The additional songs also allow “the opportunity to explore the other side of the family’s story,” he says.
“In the movie, we don’t really get to know Winifred, and we don’t get to know George as well,” he says. “A lot of it is really about Mary and the kids, and Bert.”
Bert the Chimney Sweep is played at Muny by Corbin Bleu, who rose to prominence in his youth in Disney’s High School Musical films. In 2018 he starred in Muny’s production of “Singin’ in the Rain”.
Portrayed by Andrews, Poppins is both beloved and iconic. And de Waal, a British actor who recently starred on Broadway (and on Netflix) as Princess Diana in the musical “Diana,” is well aware of the challenges of portraying a larger-than-life character.
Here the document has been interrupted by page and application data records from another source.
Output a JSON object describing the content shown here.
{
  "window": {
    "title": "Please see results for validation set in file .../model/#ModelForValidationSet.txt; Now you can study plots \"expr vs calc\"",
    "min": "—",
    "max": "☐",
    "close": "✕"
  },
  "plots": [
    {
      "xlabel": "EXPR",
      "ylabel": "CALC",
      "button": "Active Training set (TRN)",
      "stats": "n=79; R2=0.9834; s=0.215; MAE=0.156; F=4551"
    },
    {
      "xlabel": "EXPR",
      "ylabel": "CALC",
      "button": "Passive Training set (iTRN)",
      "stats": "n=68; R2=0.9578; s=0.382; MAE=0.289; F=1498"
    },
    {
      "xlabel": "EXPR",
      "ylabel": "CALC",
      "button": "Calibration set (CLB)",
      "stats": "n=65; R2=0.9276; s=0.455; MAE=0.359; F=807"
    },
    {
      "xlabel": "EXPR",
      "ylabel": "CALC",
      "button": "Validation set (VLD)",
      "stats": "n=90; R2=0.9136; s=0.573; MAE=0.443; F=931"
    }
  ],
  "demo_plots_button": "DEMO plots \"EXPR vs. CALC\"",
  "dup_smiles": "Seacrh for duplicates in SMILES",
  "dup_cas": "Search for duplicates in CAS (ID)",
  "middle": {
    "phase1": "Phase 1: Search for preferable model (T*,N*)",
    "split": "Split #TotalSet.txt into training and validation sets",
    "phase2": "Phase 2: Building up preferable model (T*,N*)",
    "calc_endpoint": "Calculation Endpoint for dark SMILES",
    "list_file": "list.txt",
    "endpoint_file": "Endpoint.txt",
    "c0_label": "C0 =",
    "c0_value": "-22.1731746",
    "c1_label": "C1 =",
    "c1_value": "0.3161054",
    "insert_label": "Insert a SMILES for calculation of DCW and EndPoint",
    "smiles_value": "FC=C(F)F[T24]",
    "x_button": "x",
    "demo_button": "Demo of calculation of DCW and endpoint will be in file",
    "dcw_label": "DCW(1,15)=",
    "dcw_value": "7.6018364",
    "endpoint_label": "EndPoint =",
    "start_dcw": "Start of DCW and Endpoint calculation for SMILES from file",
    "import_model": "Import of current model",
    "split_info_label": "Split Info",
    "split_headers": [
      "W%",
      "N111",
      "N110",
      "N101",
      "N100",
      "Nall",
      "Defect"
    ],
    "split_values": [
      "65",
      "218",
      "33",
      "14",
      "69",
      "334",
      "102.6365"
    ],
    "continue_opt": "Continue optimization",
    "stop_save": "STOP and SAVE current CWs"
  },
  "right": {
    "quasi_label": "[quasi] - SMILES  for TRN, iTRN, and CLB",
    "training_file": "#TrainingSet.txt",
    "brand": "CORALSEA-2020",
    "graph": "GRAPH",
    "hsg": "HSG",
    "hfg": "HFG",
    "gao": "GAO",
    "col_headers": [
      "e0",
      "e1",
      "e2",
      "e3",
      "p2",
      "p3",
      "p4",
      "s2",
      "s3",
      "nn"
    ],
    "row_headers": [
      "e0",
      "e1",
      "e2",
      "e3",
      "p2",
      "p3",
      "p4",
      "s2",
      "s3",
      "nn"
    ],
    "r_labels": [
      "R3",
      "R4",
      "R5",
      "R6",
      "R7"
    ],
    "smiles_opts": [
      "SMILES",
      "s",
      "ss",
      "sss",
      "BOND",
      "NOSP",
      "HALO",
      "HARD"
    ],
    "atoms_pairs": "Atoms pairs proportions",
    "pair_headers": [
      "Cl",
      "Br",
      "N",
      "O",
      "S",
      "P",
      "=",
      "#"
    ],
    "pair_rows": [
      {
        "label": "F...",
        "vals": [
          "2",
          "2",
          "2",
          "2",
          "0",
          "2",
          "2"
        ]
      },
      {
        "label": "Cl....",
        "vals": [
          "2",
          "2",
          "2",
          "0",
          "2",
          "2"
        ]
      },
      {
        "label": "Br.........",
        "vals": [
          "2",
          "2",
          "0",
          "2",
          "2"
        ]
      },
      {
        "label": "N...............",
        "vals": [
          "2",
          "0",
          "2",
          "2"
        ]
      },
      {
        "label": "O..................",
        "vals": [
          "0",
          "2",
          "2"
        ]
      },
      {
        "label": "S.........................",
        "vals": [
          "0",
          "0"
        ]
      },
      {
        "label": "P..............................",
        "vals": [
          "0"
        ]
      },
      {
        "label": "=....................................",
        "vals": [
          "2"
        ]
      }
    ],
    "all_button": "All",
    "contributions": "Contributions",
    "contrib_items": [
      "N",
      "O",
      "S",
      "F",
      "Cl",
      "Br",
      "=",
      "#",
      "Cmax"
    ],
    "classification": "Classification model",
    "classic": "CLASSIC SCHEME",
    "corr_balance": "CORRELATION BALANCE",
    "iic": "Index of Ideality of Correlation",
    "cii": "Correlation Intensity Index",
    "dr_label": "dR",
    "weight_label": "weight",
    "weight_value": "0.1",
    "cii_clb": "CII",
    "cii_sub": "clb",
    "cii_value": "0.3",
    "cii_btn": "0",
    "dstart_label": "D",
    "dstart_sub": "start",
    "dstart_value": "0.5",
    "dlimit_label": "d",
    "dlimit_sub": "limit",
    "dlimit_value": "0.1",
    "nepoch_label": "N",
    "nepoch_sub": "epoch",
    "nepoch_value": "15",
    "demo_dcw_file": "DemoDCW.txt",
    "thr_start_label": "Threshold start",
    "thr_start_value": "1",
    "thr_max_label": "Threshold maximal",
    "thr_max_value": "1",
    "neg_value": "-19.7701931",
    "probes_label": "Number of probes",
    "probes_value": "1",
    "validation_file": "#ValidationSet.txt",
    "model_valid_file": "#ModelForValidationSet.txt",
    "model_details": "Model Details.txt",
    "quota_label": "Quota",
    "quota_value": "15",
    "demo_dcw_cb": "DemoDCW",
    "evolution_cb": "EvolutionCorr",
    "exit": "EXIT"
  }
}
Andrews, she says, “influenced the role and will always be a part of it. You have to tip your hat to the original actress. But I don’t think anyone expects me to do a Julie Andrews impersonation.
Erin Davie, who plays Winifred Banks in “Mary Poppins,” also starred alongside de Waal as Camilla Parker Bowles in “Diana.”
Many musicals in production or in development these days are based on movies – from “Pretty Woman” (which recently played at the Fox Theater) to “The Karate Kid” (which opened the season of Stages St. Louis in a pre-Broadway Essay). “Mary Poppins,” which opened on Broadway in 2006, could be seen as part of this trend.
Even so, the show had a big upside, Tartaglia says.
“It was already a musical movie, so it definitely lent itself to a much easier adaptation,” he says. “It was already set up that way, where the characters would sing along to express how they felt. In a way, it was just begging to be adapted.
And it’s a safe bet that the spectators will be impressed by the big special effect of the show: De Waal will fly above the public à la Poppins, umbrella in hand. It was a trick that was new to the Muny when the theater presented “Mary Poppins” in 2013.
“Without knowing the exact measurements, I’m going to guess that at some point she’s at least 20 to 30 feet in the air,” Tartaglia says. “So we’re excited about that.”
What “Mary Poppins” • When 8:15 p.m. every evening, from July 5 to 13 • Where Le Muny, 1 Theater Drive, Forest Park • How much $18 to $115, plus free seats on a first-come, first-served basis • More information muny.org
Laila Fantroy is only 13, but with her Muny debut in ‘Mary Poppins’, she’s already on her way to stardom.